For most teenagers and young adults, summertime means a break from the books and long hours of studying. However, it doesn’t necessarily mean it’s time to kick back and relax during those long, hot days. In fact, according to the Bureau of Labor Statistics (BLS), between April and July 2021, the number of employed youth aged 16 to 24 years old rose by 2.4 million or 22.5 million younger workers. Whether these young people have a goal to save money for things like a car or college tuition, or to simply occupy their days while on break from the classroom, many find themselves working in the restaurant industry. In fact, many young workers’ first job experience is in some type of food establishment.

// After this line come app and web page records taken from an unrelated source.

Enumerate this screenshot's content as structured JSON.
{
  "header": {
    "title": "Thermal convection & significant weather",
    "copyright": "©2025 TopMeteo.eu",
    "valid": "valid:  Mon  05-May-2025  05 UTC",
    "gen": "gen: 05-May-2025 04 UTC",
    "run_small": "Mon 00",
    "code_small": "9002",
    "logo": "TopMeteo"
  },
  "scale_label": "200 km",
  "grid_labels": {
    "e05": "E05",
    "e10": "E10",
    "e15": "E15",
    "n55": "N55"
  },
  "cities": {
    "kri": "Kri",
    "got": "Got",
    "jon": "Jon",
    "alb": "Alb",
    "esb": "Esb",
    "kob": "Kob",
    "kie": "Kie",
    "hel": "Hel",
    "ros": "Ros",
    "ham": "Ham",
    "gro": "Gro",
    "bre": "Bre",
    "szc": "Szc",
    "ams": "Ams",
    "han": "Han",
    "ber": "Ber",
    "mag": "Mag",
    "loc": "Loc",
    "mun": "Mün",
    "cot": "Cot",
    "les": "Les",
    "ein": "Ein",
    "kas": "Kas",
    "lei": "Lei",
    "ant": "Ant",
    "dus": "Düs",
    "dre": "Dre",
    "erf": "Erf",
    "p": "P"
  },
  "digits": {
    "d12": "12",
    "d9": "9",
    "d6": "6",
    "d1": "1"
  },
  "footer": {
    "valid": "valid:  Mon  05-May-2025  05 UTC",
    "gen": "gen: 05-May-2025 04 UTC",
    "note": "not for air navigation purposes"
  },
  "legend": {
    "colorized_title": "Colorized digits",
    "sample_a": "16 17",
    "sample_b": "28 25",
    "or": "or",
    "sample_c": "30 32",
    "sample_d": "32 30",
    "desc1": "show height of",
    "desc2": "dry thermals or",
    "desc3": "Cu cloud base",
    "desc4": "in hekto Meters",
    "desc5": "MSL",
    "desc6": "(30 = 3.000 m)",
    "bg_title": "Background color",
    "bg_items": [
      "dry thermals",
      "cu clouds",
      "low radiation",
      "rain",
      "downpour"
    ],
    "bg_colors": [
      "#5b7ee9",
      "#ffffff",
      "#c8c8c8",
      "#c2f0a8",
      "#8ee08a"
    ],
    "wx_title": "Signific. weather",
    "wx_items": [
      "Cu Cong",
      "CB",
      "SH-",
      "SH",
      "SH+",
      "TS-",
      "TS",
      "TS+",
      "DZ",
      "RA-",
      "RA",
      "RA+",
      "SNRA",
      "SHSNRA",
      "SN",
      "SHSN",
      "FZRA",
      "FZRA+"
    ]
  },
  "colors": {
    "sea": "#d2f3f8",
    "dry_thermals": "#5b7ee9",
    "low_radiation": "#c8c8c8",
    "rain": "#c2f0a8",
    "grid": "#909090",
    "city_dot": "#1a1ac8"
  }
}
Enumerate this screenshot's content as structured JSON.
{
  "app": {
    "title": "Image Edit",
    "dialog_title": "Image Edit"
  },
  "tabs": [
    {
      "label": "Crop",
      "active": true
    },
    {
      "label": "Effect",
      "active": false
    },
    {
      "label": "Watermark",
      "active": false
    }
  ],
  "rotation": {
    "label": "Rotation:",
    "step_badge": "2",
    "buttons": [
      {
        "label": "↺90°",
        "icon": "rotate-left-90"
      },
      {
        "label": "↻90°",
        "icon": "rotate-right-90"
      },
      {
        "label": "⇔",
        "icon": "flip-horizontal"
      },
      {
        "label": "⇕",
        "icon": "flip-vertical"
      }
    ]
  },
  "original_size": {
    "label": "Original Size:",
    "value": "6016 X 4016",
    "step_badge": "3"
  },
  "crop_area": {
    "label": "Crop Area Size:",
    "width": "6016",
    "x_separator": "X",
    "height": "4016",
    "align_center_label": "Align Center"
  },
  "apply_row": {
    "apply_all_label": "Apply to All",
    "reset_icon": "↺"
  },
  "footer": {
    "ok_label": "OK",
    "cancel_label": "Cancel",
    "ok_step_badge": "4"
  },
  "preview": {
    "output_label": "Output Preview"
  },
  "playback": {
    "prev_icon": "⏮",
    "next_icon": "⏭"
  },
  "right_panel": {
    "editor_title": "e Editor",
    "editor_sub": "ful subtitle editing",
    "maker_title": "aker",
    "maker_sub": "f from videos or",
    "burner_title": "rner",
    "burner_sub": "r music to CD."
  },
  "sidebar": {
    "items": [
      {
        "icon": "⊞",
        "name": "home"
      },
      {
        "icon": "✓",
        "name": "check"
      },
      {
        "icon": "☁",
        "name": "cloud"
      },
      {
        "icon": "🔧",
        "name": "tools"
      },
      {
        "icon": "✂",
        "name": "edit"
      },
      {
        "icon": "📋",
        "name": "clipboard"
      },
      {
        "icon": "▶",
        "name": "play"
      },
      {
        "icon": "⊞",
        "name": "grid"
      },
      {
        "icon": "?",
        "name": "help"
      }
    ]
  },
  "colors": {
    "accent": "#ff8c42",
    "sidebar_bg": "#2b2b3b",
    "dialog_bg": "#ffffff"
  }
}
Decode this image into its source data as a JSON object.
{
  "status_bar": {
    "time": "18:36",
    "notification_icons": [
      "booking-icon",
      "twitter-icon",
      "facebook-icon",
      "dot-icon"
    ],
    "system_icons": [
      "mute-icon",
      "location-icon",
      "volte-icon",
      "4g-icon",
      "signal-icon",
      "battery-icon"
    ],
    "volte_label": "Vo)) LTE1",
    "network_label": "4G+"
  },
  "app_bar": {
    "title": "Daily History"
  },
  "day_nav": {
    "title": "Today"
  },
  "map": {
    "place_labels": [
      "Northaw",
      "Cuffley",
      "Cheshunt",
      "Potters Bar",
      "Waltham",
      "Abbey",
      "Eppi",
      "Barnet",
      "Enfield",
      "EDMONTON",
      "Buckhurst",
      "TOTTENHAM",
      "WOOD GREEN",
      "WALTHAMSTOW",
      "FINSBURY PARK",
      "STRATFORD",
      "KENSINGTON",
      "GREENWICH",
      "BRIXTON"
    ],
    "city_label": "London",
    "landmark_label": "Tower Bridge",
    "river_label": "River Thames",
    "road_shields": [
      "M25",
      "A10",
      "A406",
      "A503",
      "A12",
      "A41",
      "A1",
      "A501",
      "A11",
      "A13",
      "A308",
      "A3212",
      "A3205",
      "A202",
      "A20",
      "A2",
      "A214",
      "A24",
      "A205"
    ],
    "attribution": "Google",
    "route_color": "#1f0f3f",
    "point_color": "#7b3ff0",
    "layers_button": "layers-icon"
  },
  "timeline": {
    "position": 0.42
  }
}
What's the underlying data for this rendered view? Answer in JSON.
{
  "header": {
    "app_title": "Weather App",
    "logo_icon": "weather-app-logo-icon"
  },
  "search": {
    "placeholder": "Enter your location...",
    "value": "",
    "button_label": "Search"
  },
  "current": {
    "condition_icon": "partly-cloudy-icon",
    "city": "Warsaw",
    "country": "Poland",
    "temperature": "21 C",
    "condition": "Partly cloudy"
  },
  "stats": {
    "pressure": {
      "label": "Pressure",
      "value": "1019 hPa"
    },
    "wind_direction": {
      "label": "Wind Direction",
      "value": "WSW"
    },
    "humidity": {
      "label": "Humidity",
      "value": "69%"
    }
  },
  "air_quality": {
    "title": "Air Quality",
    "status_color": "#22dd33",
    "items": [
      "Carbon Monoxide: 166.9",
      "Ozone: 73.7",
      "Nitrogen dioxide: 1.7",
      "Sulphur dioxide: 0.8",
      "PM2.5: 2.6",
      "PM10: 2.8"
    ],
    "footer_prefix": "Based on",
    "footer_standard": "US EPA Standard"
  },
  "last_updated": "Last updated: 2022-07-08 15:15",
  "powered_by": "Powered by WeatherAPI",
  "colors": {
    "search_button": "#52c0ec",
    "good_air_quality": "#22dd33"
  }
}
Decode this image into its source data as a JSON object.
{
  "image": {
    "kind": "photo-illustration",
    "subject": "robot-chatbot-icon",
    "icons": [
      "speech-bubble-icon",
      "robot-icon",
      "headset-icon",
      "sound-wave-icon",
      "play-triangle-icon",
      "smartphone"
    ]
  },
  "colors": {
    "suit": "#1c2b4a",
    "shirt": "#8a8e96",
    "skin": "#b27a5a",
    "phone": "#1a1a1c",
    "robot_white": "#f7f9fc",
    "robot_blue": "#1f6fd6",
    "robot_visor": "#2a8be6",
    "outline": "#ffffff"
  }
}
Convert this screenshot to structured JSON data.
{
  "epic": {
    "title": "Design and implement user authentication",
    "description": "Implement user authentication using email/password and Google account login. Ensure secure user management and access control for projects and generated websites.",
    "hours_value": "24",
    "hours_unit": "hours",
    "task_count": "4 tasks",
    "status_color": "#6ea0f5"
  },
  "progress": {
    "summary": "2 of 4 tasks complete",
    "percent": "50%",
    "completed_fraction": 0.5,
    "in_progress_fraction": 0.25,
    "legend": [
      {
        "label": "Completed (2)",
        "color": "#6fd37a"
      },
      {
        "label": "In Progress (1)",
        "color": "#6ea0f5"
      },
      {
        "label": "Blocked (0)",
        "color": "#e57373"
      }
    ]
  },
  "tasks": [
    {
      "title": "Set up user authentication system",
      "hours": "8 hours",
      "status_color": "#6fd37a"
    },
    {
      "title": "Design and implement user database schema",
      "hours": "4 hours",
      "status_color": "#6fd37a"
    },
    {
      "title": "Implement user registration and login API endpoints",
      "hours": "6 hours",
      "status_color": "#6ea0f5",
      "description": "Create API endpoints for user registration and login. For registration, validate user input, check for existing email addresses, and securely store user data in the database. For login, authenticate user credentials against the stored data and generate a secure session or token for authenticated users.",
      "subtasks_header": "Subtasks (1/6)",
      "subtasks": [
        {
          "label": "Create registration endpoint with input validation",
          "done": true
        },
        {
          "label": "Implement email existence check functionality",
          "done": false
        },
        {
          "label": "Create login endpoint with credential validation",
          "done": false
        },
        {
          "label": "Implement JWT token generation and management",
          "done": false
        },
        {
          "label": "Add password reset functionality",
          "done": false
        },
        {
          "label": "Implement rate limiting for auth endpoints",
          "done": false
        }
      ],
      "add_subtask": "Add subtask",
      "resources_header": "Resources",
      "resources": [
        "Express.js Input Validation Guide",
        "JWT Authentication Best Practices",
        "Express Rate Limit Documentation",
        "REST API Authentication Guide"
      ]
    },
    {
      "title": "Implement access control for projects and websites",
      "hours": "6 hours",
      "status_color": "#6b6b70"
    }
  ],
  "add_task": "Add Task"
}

BLS data also showed that 16 to 24 year-old workers were highly concentrated in leisure and hospitality occupations. As the lower range of this age group is still in school, they haven’t had as much work experience or job-related training as those in their early 20s. However, the restaurant industry offers short-term training to help get them qualified and acclimated quickly.
According to the National Institute for Occupational Safety and Health (NIOSH), employees less than 18 years old experience an estimated 160,000 work-related injuries and illnesses every summer, with the majority of these injuries occurring within the restaurant industry. Additionally, inexperienced and/or newly hired seasonal workers are more likely to be injured than those who have been on the job for a while. Some of the main contributing factors to summertime work-related injuries in young workers in the restaurant industry include:
For many teens, a seasonal job in the restaurant industry is the first job they’ve ever had. This means they have less on-the-job experiences to draw from and may not fully understand best practices for staying safe while performing their required duties.
Critical training on work requirements and safe operating procedures can often be sporadic for teens who are part-time or temporary employees, leaving them without the right information and guidance to help prevent work-related injuries.
Physical and mental attributes
Both the physical and mental attributes for younger workers can create a higher risk for work-related injuries. For example, younger workers who are smaller in stature may be required to maintain awkward positions while using certain types of equipment, which can lead to strains and other injuries that an older, larger employee may not encounter. Also, because some younger workers lack experience and more mature judgment, they may engage in dangerous behavior that can increase their risk of injury.
Lack of knowledge regarding federal and state laws
Child labor laws restrict the types of jobs, hours worked and equipment that can be used by employees under age 18. Employers should be well-versed in both federal and state child labor laws so they fully understand what duties their younger workforce can fulfill before hiring teens for the summer months.
It’s the employer’s responsibility to ensure all employees, including those who are seasonal or part-time, have every opportunity to fully participate in training programs, to receive clear and consistent supervision in safe work practices, and be aware of their right to work in a safe environment. Keep in mind that young workers may be reluctant to ask questions or make demands about the tasks they’re assigned, even if they have never performed such duties before. Employers should always assume new employees have no safety training at all, and then make efforts to provide it at the onset of their employment.
OSHA offers the following recommendations to help ensure young workers understand how to prevent injuries in testaurants during their seasonal, summertime jobs:
Put seasonal training programs into effect
Avoiding some of the most common workplace injuries in restaurants can be as simple as ensuring all seasonal employees are properly trained in restaurant safety best practices. This training should include how to avoid slips and falls, fire and burn prevention tips, knife safety, repetitive motion injuries and more.
Implement a buddy system
Allow new restaurant employees to shadow experienced workers in a variety of tasks. This can help young employees to feel more comfortable at the onset of their position by providing them mentors to turn to when they have specific job-related questions.
Label equipment off-limits to young workers
Make it well-known which pieces of equipment should not be handled by those under the age of 18. This helps make it clear which equipment is safe and legal for young workers to access.
Host a Q&A session for new employees
Remember, because recently-hired, young workers may not feel comfortable speaking up and asking questions, employers should consider hosting a question and answer session for new employees. Or, at the very least, encourage them to ask any questions as they go through their training process or shadow their mentor.
Explain the procedures for work-related injuries
Make sure young employees know exactly what to do in the case of a work-related injury, whether they injure themselves or witness another employee get injured. The immediate reporting of incidents is a key procedure in better medical outcomes and holding claims costs down.
Source – WorkersCompensation.com